HOW TO COMPLETE THIS TASK |
Wherever a line of the listing holds the string "previousStructureQuery", copy that line.

DATA EXTRACT |
- Opening Delimiter -
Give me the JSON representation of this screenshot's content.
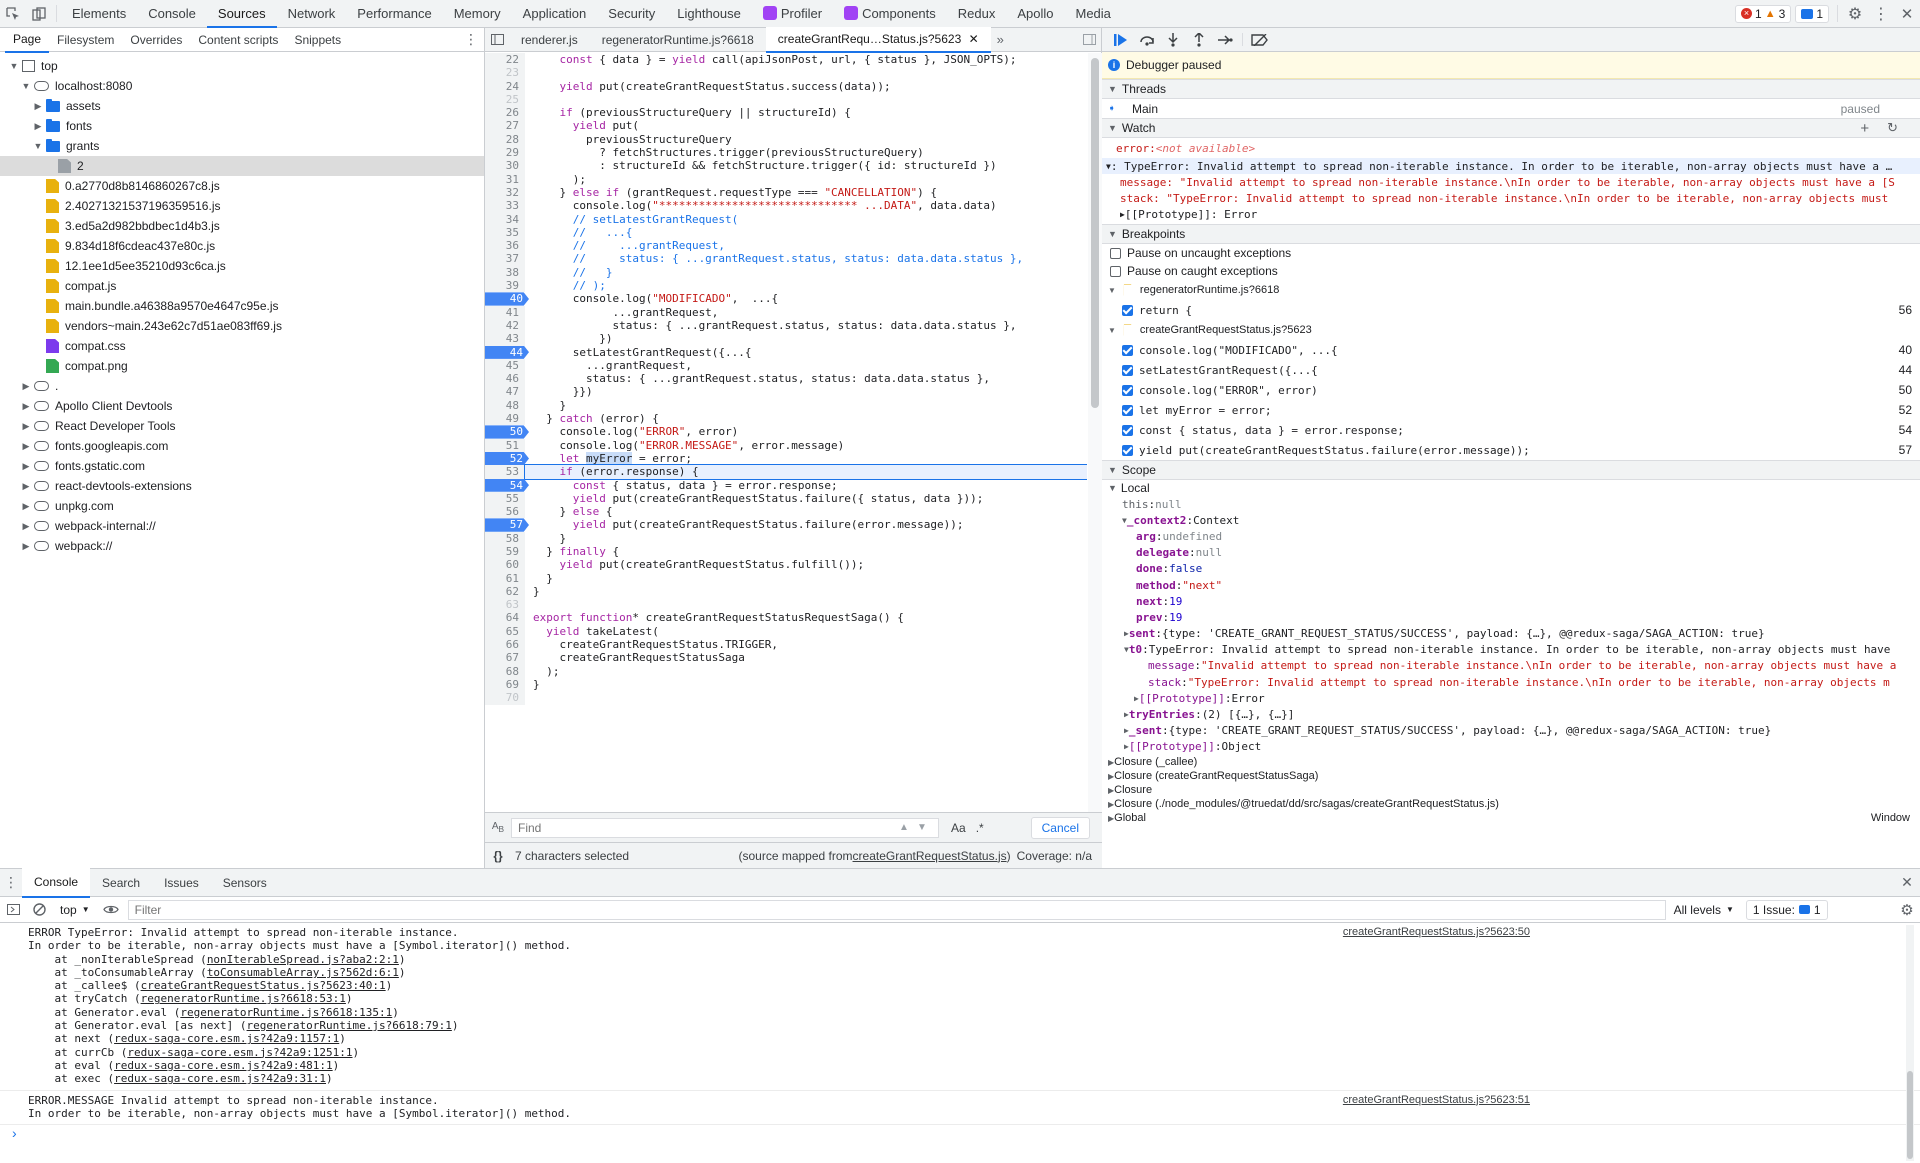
{
  "topbar": {
    "tabs": [
      "Elements",
      "Console",
      "Sources",
      "Network",
      "Performance",
      "Memory",
      "Application",
      "Security",
      "Lighthouse",
      "Profiler",
      "Components",
      "Redux",
      "Apollo",
      "Media"
    ],
    "active_tab": "Sources",
    "errors": "1",
    "warnings": "3",
    "messages": "1"
  },
  "navigator": {
    "tabs": [
      "Page",
      "Filesystem",
      "Overrides",
      "Content scripts",
      "Snippets"
    ],
    "tree": [
      {
        "label": "top",
        "indent": 0,
        "kind": "frame",
        "arrow": "down"
      },
      {
        "label": "localhost:8080",
        "indent": 1,
        "kind": "cloud",
        "arrow": "down"
      },
      {
        "label": "assets",
        "indent": 2,
        "kind": "folder",
        "arrow": "right"
      },
      {
        "label": "fonts",
        "indent": 2,
        "kind": "folder",
        "arrow": "right"
      },
      {
        "label": "grants",
        "indent": 2,
        "kind": "folder",
        "arrow": "down"
      },
      {
        "label": "2",
        "indent": 3,
        "kind": "doc",
        "arrow": "",
        "sel": true
      },
      {
        "label": "0.a2770d8b8146860267c8.js",
        "indent": 2,
        "kind": "js",
        "arrow": ""
      },
      {
        "label": "2.40271321537196359516.js",
        "indent": 2,
        "kind": "js",
        "arrow": ""
      },
      {
        "label": "3.ed5a2d982bbdbec1d4b3.js",
        "indent": 2,
        "kind": "js",
        "arrow": ""
      },
      {
        "label": "9.834d18f6cdeac437e80c.js",
        "indent": 2,
        "kind": "js",
        "arrow": ""
      },
      {
        "label": "12.1ee1d5ee35210d93c6ca.js",
        "indent": 2,
        "kind": "js",
        "arrow": ""
      },
      {
        "label": "compat.js",
        "indent": 2,
        "kind": "js",
        "arrow": ""
      },
      {
        "label": "main.bundle.a46388a9570e4647c95e.js",
        "indent": 2,
        "kind": "js",
        "arrow": ""
      },
      {
        "label": "vendors~main.243e62c7d51ae083ff69.js",
        "indent": 2,
        "kind": "js",
        "arrow": ""
      },
      {
        "label": "compat.css",
        "indent": 2,
        "kind": "css",
        "arrow": ""
      },
      {
        "label": "compat.png",
        "indent": 2,
        "kind": "png",
        "arrow": ""
      },
      {
        "label": ".",
        "indent": 1,
        "kind": "cloud",
        "arrow": "right"
      },
      {
        "label": "Apollo Client Devtools",
        "indent": 1,
        "kind": "cloud",
        "arrow": "right"
      },
      {
        "label": "React Developer Tools",
        "indent": 1,
        "kind": "cloud",
        "arrow": "right"
      },
      {
        "label": "fonts.googleapis.com",
        "indent": 1,
        "kind": "cloud",
        "arrow": "right"
      },
      {
        "label": "fonts.gstatic.com",
        "indent": 1,
        "kind": "cloud",
        "arrow": "right"
      },
      {
        "label": "react-devtools-extensions",
        "indent": 1,
        "kind": "cloud",
        "arrow": "right"
      },
      {
        "label": "unpkg.com",
        "indent": 1,
        "kind": "cloud",
        "arrow": "right"
      },
      {
        "label": "webpack-internal://",
        "indent": 1,
        "kind": "cloud",
        "arrow": "right"
      },
      {
        "label": "webpack://",
        "indent": 1,
        "kind": "cloud",
        "arrow": "right"
      }
    ]
  },
  "editor": {
    "tabs": [
      "renderer.js",
      "regeneratorRuntime.js?6618",
      "createGrantRequ…Status.js?5623"
    ],
    "active_tab": 2,
    "lines": [
      {
        "n": "22",
        "t": "    const { data } = yield call(apiJsonPost, url, { status }, JSON_OPTS);"
      },
      {
        "n": "23",
        "t": ""
      },
      {
        "n": "24",
        "t": "    yield put(createGrantRequestStatus.success(data));"
      },
      {
        "n": "25",
        "t": ""
      },
      {
        "n": "26",
        "t": "    if (previousStructureQuery || structureId) {"
      },
      {
        "n": "27",
        "t": "      yield put("
      },
      {
        "n": "28",
        "t": "        previousStructureQuery"
      },
      {
        "n": "29",
        "t": "          ? fetchStructures.trigger(previousStructureQuery)"
      },
      {
        "n": "30",
        "t": "          : structureId && fetchStructure.trigger({ id: structureId })"
      },
      {
        "n": "31",
        "t": "      );"
      },
      {
        "n": "32",
        "t": "    } else if (grantRequest.requestType === \"CANCELLATION\") {"
      },
      {
        "n": "33",
        "t": "      console.log(\"****************************** ...DATA\", data.data)"
      },
      {
        "n": "34",
        "t": "      // setLatestGrantRequest("
      },
      {
        "n": "35",
        "t": "      //   ...{"
      },
      {
        "n": "36",
        "t": "      //     ...grantRequest,"
      },
      {
        "n": "37",
        "t": "      //     status: { ...grantRequest.status, status: data.data.status },"
      },
      {
        "n": "38",
        "t": "      //   }"
      },
      {
        "n": "39",
        "t": "      // );"
      },
      {
        "n": "40",
        "t": "      console.log(\"MODIFICADO\",  ...{",
        "bp": true
      },
      {
        "n": "41",
        "t": "            ...grantRequest,"
      },
      {
        "n": "42",
        "t": "            status: { ...grantRequest.status, status: data.data.status },"
      },
      {
        "n": "43",
        "t": "          })"
      },
      {
        "n": "44",
        "t": "      setLatestGrantRequest({...{",
        "bp": true
      },
      {
        "n": "45",
        "t": "        ...grantRequest,"
      },
      {
        "n": "46",
        "t": "        status: { ...grantRequest.status, status: data.data.status },"
      },
      {
        "n": "47",
        "t": "      }})"
      },
      {
        "n": "48",
        "t": "    }"
      },
      {
        "n": "49",
        "t": "  } catch (error) {"
      },
      {
        "n": "50",
        "t": "    console.log(\"ERROR\", error)",
        "bp": true
      },
      {
        "n": "51",
        "t": "    console.log(\"ERROR.MESSAGE\", error.message)"
      },
      {
        "n": "52",
        "t": "    let myError = error;",
        "bp": true
      },
      {
        "n": "53",
        "t": "    if (error.response) {",
        "cur": true
      },
      {
        "n": "54",
        "t": "      const { status, data } = error.response;",
        "bp": true
      },
      {
        "n": "55",
        "t": "      yield put(createGrantRequestStatus.failure({ status, data }));"
      },
      {
        "n": "56",
        "t": "    } else {"
      },
      {
        "n": "57",
        "t": "      yield put(createGrantRequestStatus.failure(error.message));",
        "bp": true
      },
      {
        "n": "58",
        "t": "    }"
      },
      {
        "n": "59",
        "t": "  } finally {"
      },
      {
        "n": "60",
        "t": "    yield put(createGrantRequestStatus.fulfill());"
      },
      {
        "n": "61",
        "t": "  }"
      },
      {
        "n": "62",
        "t": "}"
      },
      {
        "n": "63",
        "t": ""
      },
      {
        "n": "64",
        "t": "export function* createGrantRequestStatusRequestSaga() {"
      },
      {
        "n": "65",
        "t": "  yield takeLatest("
      },
      {
        "n": "66",
        "t": "    createGrantRequestStatus.TRIGGER,"
      },
      {
        "n": "67",
        "t": "    createGrantRequestStatusSaga"
      },
      {
        "n": "68",
        "t": "  );"
      },
      {
        "n": "69",
        "t": "}"
      },
      {
        "n": "70",
        "t": ""
      }
    ],
    "find_placeholder": "Find",
    "find_case": "Aa",
    "find_regex": ".*",
    "find_cancel": "Cancel",
    "status_selected": "7 characters selected",
    "status_mapped_prefix": "(source mapped from ",
    "status_mapped_file": "createGrantRequestStatus.js",
    "status_mapped_suffix": ")",
    "status_coverage": "Coverage: n/a"
  },
  "debugger": {
    "paused_label": "Debugger paused",
    "threads_title": "Threads",
    "thread_name": "Main",
    "thread_state": "paused",
    "watch_title": "Watch",
    "watch_error_name": "error",
    "watch_error_value": "<not available>",
    "watch_lines": [
      ": TypeError: Invalid attempt to spread non-iterable instance. In order to be iterable, non-array objects must have a …",
      "message: \"Invalid attempt to spread non-iterable instance.\\nIn order to be iterable, non-array objects must have a [S",
      "stack: \"TypeError: Invalid attempt to spread non-iterable instance.\\nIn order to be iterable, non-array objects must",
      "[[Prototype]]: Error"
    ],
    "breakpoints_title": "Breakpoints",
    "pause_uncaught": "Pause on uncaught exceptions",
    "pause_caught": "Pause on caught exceptions",
    "bp_groups": [
      {
        "file": "regeneratorRuntime.js?6618",
        "items": [
          {
            "code": "return {",
            "line": "56"
          }
        ]
      },
      {
        "file": "createGrantRequestStatus.js?5623",
        "items": [
          {
            "code": "console.log(\"MODIFICADO\", ...{",
            "line": "40"
          },
          {
            "code": "setLatestGrantRequest({...{",
            "line": "44"
          },
          {
            "code": "console.log(\"ERROR\", error)",
            "line": "50"
          },
          {
            "code": "let myError = error;",
            "line": "52"
          },
          {
            "code": "const { status, data } = error.response;",
            "line": "54"
          },
          {
            "code": "yield put(createGrantRequestStatus.failure(error.message));",
            "line": "57"
          }
        ]
      }
    ],
    "scope_title": "Scope",
    "scope_local": "Local",
    "scope_rows": [
      {
        "i": 1,
        "k": "this",
        "v": "null",
        "c": "grey"
      },
      {
        "i": 1,
        "a": "▼",
        "k": "_context2",
        "v": "Context",
        "c": ""
      },
      {
        "i": 2,
        "k": "arg",
        "v": "undefined",
        "c": "grey"
      },
      {
        "i": 2,
        "k": "delegate",
        "v": "null",
        "c": "grey"
      },
      {
        "i": 2,
        "k": "done",
        "v": "false",
        "c": "val-k"
      },
      {
        "i": 2,
        "k": "method",
        "v": "\"next\"",
        "c": "val-s"
      },
      {
        "i": 2,
        "k": "next",
        "v": "19",
        "c": "val-n"
      },
      {
        "i": 2,
        "k": "prev",
        "v": "19",
        "c": "val-n"
      },
      {
        "i": 2,
        "a": "▶",
        "k": "sent",
        "v": "{type: 'CREATE_GRANT_REQUEST_STATUS/SUCCESS', payload: {…}, @@redux-saga/SAGA_ACTION: true}",
        "c": ""
      },
      {
        "i": 2,
        "a": "▼",
        "k": "t0",
        "v": "TypeError: Invalid attempt to spread non-iterable instance. In order to be iterable, non-array objects must have",
        "c": ""
      },
      {
        "i": 3,
        "k": "message",
        "v": "\"Invalid attempt to spread non-iterable instance.\\nIn order to be iterable, non-array objects must have a",
        "c": "val-s"
      },
      {
        "i": 3,
        "k": "stack",
        "v": "\"TypeError: Invalid attempt to spread non-iterable instance.\\nIn order to be iterable, non-array objects m",
        "c": "val-s"
      },
      {
        "i": 3,
        "a": "▶",
        "k": "[[Prototype]]",
        "v": "Error",
        "c": ""
      },
      {
        "i": 2,
        "a": "▶",
        "k": "tryEntries",
        "v": "(2) [{…}, {…}]",
        "c": ""
      },
      {
        "i": 2,
        "a": "▶",
        "k": "_sent",
        "v": "{type: 'CREATE_GRANT_REQUEST_STATUS/SUCCESS', payload: {…}, @@redux-saga/SAGA_ACTION: true}",
        "c": ""
      },
      {
        "i": 2,
        "a": "▶",
        "k": "[[Prototype]]",
        "v": "Object",
        "c": ""
      }
    ],
    "closures": [
      "Closure (_callee)",
      "Closure (createGrantRequestStatusSaga)",
      "Closure",
      "Closure (./node_modules/@truedat/dd/src/sagas/createGrantRequestStatus.js)",
      "Global"
    ],
    "global_value": "Window"
  },
  "drawer": {
    "tabs": [
      "Console",
      "Search",
      "Issues",
      "Sensors"
    ],
    "context": "top",
    "filter_placeholder": "Filter",
    "levels": "All levels",
    "issues_label": "1 Issue:",
    "issues_count": "1",
    "messages": [
      {
        "text": "ERROR TypeError: Invalid attempt to spread non-iterable instance.\nIn order to be iterable, non-array objects must have a [Symbol.iterator]() method.\n    at _nonIterableSpread (nonIterableSpread.js?aba2:2:1)\n    at _toConsumableArray (toConsumableArray.js?562d:6:1)\n    at _callee$ (createGrantRequestStatus.js?5623:40:1)\n    at tryCatch (regeneratorRuntime.js?6618:53:1)\n    at Generator.eval (regeneratorRuntime.js?6618:135:1)\n    at Generator.eval [as next] (regeneratorRuntime.js?6618:79:1)\n    at next (redux-saga-core.esm.js?42a9:1157:1)\n    at currCb (redux-saga-core.esm.js?42a9:1251:1)\n    at eval (redux-saga-core.esm.js?42a9:481:1)\n    at exec (redux-saga-core.esm.js?42a9:31:1)",
        "src": "createGrantRequestStatus.js?5623:50"
      },
      {
        "text": "ERROR.MESSAGE Invalid attempt to spread non-iterable instance.\nIn order to be iterable, non-array objects must have a [Symbol.iterator]() method.",
        "src": "createGrantRequestStatus.js?5623:51"
      }
    ],
    "prompt": "›"
  }
}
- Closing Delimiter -
RESPONSE |
        "t": "    if (previousStructureQuery || structureId) {"
        "t": "        previousStructureQuery"
        "t": "          ? fetchStructures.trigger(previousStructureQuery)"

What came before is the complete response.